Start of Block

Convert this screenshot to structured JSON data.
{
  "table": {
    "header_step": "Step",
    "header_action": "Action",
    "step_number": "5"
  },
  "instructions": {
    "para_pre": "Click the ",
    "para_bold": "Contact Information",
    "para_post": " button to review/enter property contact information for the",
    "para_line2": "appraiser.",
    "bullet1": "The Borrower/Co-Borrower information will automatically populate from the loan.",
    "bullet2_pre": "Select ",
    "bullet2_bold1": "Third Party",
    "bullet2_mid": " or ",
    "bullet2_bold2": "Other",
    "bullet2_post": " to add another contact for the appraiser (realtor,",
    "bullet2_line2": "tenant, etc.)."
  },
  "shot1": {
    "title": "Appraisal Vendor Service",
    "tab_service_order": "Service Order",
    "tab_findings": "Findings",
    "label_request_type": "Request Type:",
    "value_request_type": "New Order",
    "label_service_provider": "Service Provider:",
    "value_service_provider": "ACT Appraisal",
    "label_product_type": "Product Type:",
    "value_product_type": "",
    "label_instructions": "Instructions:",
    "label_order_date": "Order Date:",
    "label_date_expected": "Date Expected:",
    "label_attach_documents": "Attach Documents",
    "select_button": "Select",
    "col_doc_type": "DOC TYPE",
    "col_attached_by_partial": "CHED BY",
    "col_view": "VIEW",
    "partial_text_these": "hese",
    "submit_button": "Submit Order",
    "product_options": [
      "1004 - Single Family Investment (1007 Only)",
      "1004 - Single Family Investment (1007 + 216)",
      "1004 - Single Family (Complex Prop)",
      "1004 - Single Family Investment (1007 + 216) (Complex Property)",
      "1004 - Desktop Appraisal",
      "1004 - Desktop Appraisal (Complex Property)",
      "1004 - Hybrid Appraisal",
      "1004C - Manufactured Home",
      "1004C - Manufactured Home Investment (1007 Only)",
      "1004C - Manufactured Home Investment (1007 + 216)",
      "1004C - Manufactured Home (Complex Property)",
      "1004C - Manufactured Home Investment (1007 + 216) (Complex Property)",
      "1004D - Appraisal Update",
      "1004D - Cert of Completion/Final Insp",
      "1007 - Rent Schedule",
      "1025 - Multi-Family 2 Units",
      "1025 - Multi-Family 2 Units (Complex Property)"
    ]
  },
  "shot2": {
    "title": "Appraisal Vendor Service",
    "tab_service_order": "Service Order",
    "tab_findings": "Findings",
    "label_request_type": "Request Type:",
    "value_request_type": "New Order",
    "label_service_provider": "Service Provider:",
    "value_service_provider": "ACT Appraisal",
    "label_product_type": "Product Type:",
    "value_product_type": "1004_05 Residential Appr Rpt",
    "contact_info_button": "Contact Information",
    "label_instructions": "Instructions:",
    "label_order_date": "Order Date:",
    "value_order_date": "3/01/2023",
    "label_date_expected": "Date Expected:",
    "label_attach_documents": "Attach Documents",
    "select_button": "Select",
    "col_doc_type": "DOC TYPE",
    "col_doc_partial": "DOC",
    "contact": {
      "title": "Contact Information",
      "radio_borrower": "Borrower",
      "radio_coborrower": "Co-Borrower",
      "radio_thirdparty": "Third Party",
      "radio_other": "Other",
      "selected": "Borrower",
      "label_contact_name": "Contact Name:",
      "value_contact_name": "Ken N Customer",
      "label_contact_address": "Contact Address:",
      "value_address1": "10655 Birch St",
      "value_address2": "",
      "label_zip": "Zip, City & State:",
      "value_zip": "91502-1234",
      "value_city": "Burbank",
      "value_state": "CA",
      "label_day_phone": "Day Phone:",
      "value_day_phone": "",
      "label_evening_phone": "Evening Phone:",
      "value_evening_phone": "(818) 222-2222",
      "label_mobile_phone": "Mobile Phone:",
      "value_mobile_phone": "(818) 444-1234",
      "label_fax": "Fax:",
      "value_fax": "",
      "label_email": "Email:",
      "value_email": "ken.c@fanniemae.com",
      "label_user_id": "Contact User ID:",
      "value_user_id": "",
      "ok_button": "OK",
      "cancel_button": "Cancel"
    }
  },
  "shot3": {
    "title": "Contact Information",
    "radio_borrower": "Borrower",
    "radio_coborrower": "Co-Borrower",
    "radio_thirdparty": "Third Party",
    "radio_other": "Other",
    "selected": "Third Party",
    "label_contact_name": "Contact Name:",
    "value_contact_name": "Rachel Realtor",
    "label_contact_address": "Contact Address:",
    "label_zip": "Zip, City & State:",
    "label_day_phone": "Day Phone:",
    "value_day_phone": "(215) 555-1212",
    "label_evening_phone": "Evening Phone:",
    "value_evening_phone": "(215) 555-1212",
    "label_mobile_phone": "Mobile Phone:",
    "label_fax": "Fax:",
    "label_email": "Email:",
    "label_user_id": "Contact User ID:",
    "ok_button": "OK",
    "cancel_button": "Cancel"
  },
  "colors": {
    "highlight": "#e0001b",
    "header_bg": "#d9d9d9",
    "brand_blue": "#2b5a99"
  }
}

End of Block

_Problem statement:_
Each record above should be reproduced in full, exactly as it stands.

_Result of the exercise:_
Convert this screenshot to structured JSON data.
{
  "table": {
    "header_step": "Step",
    "header_action": "Action",
    "step_number": "5"
  },
  "instructions": {
    "para_pre": "Click the ",
    "para_bold": "Contact Information",
    "para_post": " button to review/enter property contact information for the",
    "para_line2": "appraiser.",
    "bullet1": "The Borrower/Co-Borrower information will automatically populate from the loan.",
    "bullet2_pre": "Select ",
    "bullet2_bold1": "Third Party",
    "bullet2_mid": " or ",
    "bullet2_bold2": "Other",
    "bullet2_post": " to add another contact for the appraiser (realtor,",
    "bullet2_line2": "tenant, etc.)."
  },
  "shot1": {
    "title": "Appraisal Vendor Service",
    "tab_service_order": "Service Order",
    "tab_findings": "Findings",
    "label_request_type": "Request Type:",
    "value_request_type": "New Order",
    "label_service_provider": "Service Provider:",
    "value_service_provider": "ACT Appraisal",
    "label_product_type": "Product Type:",
    "value_product_type": "",
    "label_instructions": "Instructions:",
    "label_order_date": "Order Date:",
    "label_date_expected": "Date Expected:",
    "label_attach_documents": "Attach Documents",
    "select_button": "Select",
    "col_doc_type": "DOC TYPE",
    "col_attached_by_partial": "CHED BY",
    "col_view": "VIEW",
    "partial_text_these": "hese",
    "submit_button": "Submit Order",
    "product_options": [
      "1004 - Single Family Investment (1007 Only)",
      "1004 - Single Family Investment (1007 + 216)",
      "1004 - Single Family (Complex Prop)",
      "1004 - Single Family Investment (1007 + 216) (Complex Property)",
      "1004 - Desktop Appraisal",
      "1004 - Desktop Appraisal (Complex Property)",
      "1004 - Hybrid Appraisal",
      "1004C - Manufactured Home",
      "1004C - Manufactured Home Investment (1007 Only)",
      "1004C - Manufactured Home Investment (1007 + 216)",
      "1004C - Manufactured Home (Complex Property)",
      "1004C - Manufactured Home Investment (1007 + 216) (Complex Property)",
      "1004D - Appraisal Update",
      "1004D - Cert of Completion/Final Insp",
      "1007 - Rent Schedule",
      "1025 - Multi-Family 2 Units",
      "1025 - Multi-Family 2 Units (Complex Property)"
    ]
  },
  "shot2": {
    "title": "Appraisal Vendor Service",
    "tab_service_order": "Service Order",
    "tab_findings": "Findings",
    "label_request_type": "Request Type:",
    "value_request_type": "New Order",
    "label_service_provider": "Service Provider:",
    "value_service_provider": "ACT Appraisal",
    "label_product_type": "Product Type:",
    "value_product_type": "1004_05 Residential Appr Rpt",
    "contact_info_button": "Contact Information",
    "label_instructions": "Instructions:",
    "label_order_date": "Order Date:",
    "value_order_date": "3/01/2023",
    "label_date_expected": "Date Expected:",
    "label_attach_documents": "Attach Documents",
    "select_button": "Select",
    "col_doc_type": "DOC TYPE",
    "col_doc_partial": "DOC",
    "contact": {
      "title": "Contact Information",
      "radio_borrower": "Borrower",
      "radio_coborrower": "Co-Borrower",
      "radio_thirdparty": "Third Party",
      "radio_other": "Other",
      "selected": "Borrower",
      "label_contact_name": "Contact Name:",
      "value_contact_name": "Ken N Customer",
      "label_contact_address": "Contact Address:",
      "value_address1": "10655 Birch St",
      "value_address2": "",
      "label_zip": "Zip, City & State:",
      "value_zip": "91502-1234",
      "value_city": "Burbank",
      "value_state": "CA",
      "label_day_phone": "Day Phone:",
      "value_day_phone": "",
      "label_evening_phone": "Evening Phone:",
      "value_evening_phone": "(818) 222-2222",
      "label_mobile_phone": "Mobile Phone:",
      "value_mobile_phone": "(818) 444-1234",
      "label_fax": "Fax:",
      "value_fax": "",
      "label_email": "Email:",
      "value_email": "ken.c@fanniemae.com",
      "label_user_id": "Contact User ID:",
      "value_user_id": "",
      "ok_button": "OK",
      "cancel_button": "Cancel"
    }
  },
  "shot3": {
    "title": "Contact Information",
    "radio_borrower": "Borrower",
    "radio_coborrower": "Co-Borrower",
    "radio_thirdparty": "Third Party",
    "radio_other": "Other",
    "selected": "Third Party",
    "label_contact_name": "Contact Name:",
    "value_contact_name": "Rachel Realtor",
    "label_contact_address": "Contact Address:",
    "label_zip": "Zip, City & State:",
    "label_day_phone": "Day Phone:",
    "value_day_phone": "(215) 555-1212",
    "label_evening_phone": "Evening Phone:",
    "value_evening_phone": "(215) 555-1212",
    "label_mobile_phone": "Mobile Phone:",
    "label_fax": "Fax:",
    "label_email": "Email:",
    "label_user_id": "Contact User ID:",
    "ok_button": "OK",
    "cancel_button": "Cancel"
  },
  "colors": {
    "highlight": "#e0001b",
    "header_bg": "#d9d9d9",
    "brand_blue": "#2b5a99"
  }
}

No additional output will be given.